Dr Jenn McIntosh best described what Child Inclusive Practice is in a resource published by the Australian Family Relationships Clearinghouse:
“At its core, child-inclusive practice is a process of developmental consultation and therapeutic conversation. The primary goal of the child-inclusive model is to re-establish and maintain a secure emotional base for the child post-separation.”
Child Inclusive Family Dispute Resolution (FDR) requires the involvement of two highly skilled professionals: The FDR Practitioner, who works with the parents in the resolution of the dispute; and a specially trained child consultant who meets with and assesses the child and provides the mediator and parents with feedback. It is best if different people undertake the role, particularly where neutrality is important or conflict/complexity is high.

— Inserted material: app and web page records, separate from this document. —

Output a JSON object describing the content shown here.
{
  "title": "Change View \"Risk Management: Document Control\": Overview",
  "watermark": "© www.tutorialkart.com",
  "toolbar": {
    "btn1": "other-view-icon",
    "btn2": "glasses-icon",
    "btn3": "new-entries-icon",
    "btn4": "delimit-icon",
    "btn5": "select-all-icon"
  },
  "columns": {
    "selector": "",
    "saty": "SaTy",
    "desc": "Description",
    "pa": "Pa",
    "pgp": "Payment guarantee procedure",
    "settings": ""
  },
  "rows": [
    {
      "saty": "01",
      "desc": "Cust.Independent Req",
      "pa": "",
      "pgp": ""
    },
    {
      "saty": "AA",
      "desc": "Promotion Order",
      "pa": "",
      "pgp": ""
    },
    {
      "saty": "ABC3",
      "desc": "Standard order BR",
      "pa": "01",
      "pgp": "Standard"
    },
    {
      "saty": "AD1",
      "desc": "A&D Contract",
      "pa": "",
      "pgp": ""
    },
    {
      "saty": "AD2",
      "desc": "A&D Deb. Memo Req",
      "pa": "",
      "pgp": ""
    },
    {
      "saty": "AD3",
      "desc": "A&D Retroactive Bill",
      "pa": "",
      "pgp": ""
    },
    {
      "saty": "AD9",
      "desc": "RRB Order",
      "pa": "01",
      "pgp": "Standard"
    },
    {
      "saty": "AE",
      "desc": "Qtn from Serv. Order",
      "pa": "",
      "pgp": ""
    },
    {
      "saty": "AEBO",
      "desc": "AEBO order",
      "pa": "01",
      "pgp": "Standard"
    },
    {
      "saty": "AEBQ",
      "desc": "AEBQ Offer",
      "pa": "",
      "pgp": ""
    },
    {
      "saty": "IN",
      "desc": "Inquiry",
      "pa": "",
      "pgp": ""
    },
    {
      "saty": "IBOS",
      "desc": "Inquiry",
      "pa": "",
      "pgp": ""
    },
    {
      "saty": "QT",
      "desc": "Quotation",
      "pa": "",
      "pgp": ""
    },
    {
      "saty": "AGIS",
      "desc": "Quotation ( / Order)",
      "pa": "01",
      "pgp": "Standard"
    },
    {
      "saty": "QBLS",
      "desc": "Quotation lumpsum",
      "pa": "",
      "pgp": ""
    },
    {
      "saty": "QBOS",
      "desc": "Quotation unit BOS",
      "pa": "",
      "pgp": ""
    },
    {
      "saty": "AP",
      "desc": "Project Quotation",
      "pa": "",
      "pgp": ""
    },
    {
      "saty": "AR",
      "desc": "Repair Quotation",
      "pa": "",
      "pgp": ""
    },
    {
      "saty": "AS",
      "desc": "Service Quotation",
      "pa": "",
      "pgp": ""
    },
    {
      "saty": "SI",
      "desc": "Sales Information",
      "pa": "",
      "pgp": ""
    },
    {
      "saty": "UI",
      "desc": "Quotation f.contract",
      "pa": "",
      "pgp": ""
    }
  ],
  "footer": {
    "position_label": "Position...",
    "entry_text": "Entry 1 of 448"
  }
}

The goals of child-focused (child-inclusive) FDR are to:
- Create an environment that supports disputing parents in actively considering the unique needs of each of their children;
- Facilitate a parenting agreement that preserves significant relationships and supports children’s psychological adjustment to the separation, including recovery from parental acrimony and protection from further conflict;
- Focus parents on the needs of the children;
- Support parents to leave the dispute resolution forum on higher rather than diminished ground with respect to their post-separation parenting. It also ensures that the ongoing mediation/litigation process and the agreements or decisions reached, reflect the basic psycho-developmental needs of each child—to the extent that they can be known without the involvement of the children.